Brodeur also appeared in nine All-Star Games and was a three-time finalist for the Hart Memorial Trophy for the league's most valuable player during his 20 seasons in New Jersey.

He won three Stanley Cup championships as a member of the Devils (1995, 2000, 2003), as well as two Olympic gold medals with Team Canada (2002, 2010). 

"I was fortunate to play on great teams that allowed me to play with my own personality, which is so important to a goaltender," Brodeur said.

The Devils retired Brodeur's No. 30 on Feb. 9, 2016 and soon after unveiled "The Salute," an 11-foot statue built in his honor that currently resides outside the Prudential Center.
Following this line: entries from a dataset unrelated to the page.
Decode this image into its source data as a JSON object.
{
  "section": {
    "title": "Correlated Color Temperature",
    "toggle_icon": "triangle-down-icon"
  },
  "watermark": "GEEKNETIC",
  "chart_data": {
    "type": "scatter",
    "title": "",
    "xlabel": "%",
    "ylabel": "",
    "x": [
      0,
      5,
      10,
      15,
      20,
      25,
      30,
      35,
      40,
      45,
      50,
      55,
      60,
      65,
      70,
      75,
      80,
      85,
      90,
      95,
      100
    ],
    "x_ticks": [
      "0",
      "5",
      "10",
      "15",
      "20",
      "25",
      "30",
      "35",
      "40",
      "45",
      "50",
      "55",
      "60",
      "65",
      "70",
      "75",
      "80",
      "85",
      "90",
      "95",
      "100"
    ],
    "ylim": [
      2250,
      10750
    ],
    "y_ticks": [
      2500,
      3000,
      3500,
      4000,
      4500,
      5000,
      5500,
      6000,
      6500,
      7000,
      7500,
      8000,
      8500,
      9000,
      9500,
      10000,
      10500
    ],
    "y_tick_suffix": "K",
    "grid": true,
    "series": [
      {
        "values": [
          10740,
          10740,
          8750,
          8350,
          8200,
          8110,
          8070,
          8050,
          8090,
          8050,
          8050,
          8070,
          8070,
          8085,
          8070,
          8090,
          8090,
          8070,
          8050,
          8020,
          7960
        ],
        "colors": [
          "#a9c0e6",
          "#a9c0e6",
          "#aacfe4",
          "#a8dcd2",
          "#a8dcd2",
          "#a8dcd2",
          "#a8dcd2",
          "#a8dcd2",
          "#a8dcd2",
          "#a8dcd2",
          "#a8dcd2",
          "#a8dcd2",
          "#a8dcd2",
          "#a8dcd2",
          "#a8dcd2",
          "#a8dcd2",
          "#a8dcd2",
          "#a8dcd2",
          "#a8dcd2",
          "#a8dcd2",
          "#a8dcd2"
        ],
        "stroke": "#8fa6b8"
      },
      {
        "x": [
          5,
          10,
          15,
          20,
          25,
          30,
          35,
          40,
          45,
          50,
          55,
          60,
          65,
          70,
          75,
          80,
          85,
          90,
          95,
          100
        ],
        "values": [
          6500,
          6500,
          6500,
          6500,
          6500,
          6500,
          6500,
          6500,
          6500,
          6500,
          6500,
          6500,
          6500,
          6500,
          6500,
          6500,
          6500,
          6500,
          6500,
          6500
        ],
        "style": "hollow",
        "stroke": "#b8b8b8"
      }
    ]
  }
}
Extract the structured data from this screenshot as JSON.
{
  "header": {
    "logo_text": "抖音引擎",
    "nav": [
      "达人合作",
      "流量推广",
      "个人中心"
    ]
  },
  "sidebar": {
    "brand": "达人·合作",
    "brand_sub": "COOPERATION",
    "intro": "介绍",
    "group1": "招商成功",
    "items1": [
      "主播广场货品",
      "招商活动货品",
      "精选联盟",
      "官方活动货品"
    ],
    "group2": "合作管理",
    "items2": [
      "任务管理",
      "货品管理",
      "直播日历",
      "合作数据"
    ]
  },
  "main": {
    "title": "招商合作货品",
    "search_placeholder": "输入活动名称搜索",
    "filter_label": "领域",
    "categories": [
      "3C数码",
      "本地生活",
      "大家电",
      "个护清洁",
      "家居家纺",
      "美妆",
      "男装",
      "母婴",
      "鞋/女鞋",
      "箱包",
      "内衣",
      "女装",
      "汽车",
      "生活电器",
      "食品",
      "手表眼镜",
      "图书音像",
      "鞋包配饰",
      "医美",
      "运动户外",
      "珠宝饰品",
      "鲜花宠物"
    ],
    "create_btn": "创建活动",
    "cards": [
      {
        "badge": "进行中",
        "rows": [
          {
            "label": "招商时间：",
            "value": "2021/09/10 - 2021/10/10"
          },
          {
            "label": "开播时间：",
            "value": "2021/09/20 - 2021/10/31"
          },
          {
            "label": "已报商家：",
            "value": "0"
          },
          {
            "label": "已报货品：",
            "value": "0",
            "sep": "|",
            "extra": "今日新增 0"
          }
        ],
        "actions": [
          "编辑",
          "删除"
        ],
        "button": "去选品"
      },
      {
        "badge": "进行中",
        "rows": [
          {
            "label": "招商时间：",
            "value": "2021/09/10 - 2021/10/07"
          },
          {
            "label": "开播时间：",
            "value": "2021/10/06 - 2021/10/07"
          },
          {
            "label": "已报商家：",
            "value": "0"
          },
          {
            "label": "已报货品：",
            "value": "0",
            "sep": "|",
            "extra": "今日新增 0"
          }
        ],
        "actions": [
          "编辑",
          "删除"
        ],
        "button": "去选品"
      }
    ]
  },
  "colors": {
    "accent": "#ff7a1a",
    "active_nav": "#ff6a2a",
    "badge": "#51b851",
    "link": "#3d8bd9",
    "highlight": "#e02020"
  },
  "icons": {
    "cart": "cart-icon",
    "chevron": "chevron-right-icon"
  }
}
In addition to all of his accolades, the NHL legend is also known for the rule created for him. Before the start of the 2005-06 season, the league implemented a new rule preventing goalies from playing the puck behind the goal line, except within the trapezoid-shaped zone located directly behind the net. Many believed this rule was singling Brodeur out, as he was considered one of the best ever at handling the puck behind the net. It has come to be known as the "Brodeur Rule."

Joining Brodeur in this year's Hockey Hall of Fame class are NHL commissioner Gary Bettman; longtime Tampa Bay Lightning wing and former New York Ranger Martin St. Louis; Willie O'Ree, the NHL's first black player; former Soviet star Alexander Yakushev; and Canadian women's player Jayna Hefford.

The induction ceremony will be Nov. 12 at the Hall of Fame in Toronto.